Frederick Douglass described his early life in an address titled, “My Slave Experience in Maryland, "in a speech delivered in New York City on May 6, 1845. The speech, which was reprinted in the National Antislavery Standard on May 22, 1845, appears below. Douglass had just completed his first autobiography called The Narrative of Frederick Douglass one week earlier. It is believe that this is the first time in public he divulged specific facts about his life as an enslaved person. Douglass was introduced to the audience by William Lloyd Garrison.

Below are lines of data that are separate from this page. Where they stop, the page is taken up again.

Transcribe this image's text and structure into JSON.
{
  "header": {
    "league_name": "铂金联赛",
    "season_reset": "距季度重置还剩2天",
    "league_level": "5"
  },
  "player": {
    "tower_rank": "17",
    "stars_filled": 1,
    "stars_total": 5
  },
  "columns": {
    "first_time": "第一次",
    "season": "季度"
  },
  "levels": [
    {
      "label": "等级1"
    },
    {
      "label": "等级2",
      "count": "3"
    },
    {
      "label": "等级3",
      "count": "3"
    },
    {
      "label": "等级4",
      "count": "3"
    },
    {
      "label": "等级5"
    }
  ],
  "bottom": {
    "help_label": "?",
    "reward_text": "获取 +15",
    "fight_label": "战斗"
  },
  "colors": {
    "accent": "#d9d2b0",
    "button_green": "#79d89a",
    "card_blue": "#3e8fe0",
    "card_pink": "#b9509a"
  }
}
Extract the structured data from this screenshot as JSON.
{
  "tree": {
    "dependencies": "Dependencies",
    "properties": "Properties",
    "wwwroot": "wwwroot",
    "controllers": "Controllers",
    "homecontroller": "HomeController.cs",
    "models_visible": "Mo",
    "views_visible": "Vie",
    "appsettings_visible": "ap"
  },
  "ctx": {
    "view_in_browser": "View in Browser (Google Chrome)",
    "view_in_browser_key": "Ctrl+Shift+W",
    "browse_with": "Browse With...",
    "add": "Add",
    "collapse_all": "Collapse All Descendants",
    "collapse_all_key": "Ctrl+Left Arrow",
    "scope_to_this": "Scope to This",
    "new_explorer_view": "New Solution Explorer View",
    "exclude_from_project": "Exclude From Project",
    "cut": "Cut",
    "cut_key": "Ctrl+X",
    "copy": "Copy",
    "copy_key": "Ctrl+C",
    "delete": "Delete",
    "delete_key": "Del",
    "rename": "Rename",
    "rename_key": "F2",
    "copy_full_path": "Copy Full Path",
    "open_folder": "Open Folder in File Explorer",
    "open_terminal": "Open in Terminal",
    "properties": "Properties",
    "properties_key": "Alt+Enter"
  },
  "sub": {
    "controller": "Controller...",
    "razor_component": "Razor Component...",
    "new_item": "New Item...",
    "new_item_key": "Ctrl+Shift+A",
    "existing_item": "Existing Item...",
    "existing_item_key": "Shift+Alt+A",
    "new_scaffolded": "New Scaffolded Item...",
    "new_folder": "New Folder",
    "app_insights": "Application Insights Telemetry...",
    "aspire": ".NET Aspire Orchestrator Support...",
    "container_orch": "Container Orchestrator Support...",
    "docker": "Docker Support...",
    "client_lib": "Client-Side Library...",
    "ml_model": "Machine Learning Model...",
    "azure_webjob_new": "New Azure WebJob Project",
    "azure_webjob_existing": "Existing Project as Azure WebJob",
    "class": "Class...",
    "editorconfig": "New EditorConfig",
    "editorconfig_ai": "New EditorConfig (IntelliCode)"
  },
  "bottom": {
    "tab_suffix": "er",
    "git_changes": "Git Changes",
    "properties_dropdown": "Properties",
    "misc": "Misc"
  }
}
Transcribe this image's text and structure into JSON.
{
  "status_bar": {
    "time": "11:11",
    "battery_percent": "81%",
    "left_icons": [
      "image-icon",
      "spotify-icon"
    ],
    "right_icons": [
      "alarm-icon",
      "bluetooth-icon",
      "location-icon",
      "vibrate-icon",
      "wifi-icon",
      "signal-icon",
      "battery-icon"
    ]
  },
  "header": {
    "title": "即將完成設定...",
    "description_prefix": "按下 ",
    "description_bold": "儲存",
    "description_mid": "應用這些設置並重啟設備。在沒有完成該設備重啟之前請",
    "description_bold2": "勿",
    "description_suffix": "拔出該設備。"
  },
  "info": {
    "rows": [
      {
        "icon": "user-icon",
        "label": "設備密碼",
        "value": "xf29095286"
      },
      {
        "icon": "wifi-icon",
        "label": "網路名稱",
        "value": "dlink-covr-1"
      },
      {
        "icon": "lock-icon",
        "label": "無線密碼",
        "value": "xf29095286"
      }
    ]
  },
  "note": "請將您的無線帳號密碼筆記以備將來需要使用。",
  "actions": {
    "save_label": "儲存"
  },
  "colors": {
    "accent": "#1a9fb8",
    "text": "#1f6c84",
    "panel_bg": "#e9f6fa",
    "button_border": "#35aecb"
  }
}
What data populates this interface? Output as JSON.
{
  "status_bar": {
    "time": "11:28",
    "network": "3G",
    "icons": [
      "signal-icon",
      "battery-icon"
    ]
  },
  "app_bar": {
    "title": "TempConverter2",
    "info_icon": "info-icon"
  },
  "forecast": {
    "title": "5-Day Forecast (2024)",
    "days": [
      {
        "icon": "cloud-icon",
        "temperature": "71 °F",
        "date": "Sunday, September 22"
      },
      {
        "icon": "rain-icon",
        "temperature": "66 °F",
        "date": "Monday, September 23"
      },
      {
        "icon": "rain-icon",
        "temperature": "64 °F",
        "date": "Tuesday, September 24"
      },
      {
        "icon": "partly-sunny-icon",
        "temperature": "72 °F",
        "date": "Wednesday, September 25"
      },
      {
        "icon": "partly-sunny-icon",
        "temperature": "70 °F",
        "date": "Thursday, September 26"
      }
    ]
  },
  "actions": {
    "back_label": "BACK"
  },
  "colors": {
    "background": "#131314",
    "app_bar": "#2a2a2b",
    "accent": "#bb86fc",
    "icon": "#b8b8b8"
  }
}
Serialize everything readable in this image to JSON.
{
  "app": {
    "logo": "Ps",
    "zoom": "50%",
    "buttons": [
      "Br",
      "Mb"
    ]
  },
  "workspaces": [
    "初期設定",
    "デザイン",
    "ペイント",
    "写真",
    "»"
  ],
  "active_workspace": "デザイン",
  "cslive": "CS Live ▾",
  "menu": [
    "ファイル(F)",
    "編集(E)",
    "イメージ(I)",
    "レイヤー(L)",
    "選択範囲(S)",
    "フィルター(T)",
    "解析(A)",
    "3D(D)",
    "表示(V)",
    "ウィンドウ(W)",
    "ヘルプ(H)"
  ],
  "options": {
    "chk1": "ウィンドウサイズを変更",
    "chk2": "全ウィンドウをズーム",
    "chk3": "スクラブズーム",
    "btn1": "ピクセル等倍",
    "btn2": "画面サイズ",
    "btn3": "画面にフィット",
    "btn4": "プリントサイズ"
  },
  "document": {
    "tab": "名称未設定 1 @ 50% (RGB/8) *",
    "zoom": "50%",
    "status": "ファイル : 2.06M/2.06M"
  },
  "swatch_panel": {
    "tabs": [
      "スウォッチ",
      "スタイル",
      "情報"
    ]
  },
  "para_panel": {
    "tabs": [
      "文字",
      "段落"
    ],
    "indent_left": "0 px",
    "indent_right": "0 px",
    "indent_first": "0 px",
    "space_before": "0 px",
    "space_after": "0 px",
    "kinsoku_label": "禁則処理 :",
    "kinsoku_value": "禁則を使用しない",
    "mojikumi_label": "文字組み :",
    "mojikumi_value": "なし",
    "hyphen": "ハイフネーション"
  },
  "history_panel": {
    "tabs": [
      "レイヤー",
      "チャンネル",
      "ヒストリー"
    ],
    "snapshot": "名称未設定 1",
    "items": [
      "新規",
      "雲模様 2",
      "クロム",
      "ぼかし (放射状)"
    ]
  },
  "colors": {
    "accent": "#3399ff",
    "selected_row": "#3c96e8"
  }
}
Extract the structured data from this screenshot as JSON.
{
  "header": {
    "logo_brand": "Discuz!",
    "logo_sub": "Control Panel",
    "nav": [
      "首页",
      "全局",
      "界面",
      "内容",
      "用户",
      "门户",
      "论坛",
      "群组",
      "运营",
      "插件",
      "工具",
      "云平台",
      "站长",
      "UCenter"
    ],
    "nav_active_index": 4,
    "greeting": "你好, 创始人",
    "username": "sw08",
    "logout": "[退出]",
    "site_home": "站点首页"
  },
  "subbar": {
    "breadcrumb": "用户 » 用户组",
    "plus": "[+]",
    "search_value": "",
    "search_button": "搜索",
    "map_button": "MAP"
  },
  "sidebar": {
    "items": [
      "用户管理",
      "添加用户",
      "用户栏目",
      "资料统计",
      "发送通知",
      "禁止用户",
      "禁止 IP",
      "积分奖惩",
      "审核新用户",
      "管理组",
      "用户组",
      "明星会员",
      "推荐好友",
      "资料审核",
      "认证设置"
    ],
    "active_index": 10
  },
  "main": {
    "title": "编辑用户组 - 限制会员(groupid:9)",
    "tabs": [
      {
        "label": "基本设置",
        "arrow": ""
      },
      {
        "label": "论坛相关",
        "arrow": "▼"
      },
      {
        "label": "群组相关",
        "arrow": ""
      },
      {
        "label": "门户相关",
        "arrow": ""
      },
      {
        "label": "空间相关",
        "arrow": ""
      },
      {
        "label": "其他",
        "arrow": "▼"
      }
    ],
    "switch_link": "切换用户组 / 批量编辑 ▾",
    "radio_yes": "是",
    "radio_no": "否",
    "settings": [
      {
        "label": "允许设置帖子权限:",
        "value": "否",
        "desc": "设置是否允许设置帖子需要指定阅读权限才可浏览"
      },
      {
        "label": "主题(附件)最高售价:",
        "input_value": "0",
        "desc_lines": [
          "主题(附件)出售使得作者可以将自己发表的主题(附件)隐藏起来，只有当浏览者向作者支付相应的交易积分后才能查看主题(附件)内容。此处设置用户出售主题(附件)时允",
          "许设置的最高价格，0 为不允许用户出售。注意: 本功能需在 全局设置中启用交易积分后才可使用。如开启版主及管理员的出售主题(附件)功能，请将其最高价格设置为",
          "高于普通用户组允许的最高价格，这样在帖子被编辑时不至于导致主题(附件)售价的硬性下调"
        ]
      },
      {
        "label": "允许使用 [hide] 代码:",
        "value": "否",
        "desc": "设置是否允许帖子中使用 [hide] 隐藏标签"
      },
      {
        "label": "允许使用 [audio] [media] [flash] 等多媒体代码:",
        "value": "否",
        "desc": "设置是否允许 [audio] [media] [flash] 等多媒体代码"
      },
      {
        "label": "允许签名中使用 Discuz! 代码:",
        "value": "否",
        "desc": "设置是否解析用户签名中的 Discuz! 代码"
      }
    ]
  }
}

Frederick Douglas[s] was next introduced to the audience, Mr. Garrison observing that he was one who, by the laws of the South, had been a chattel but who was now, by his own intrepid spirit and the laws of God, a man. He proceeded: I do not know that I can say anything to the point. My habits and early life have done much to unfit me for public speaking, and I fear that your patience has already been wearied by the lengthened remarks of other speakers, more eloquent than I can possibly be, and better prepared to command the attention of the audience. And I can scarcely hope to get your attention even for a longer period than fifteen minutes.
Before coming to this meeting, I had a sort of desire I don"t know but it was vanity to stand before a New York audience in the Tabernacle. But when I came in this morning, and looked at those massive pillars, and saw the vast throng which had assembled, I got a little frightened, and was afraid that I could not speak; but now that the audience is not so large and I have recovered from my fright, I will venture to say a word on Slavery.
I ran away from the South seven years ago passing through this city in no little hurry, I assure you and lived about three years in New Bedford, Massachusetts, before I became publicly known to the anti slavery people. Since then I have been engaged for three years in telling the people what I know of it. I have come to this meeting to throw in my mite, and since no fugitive slave has preceded me,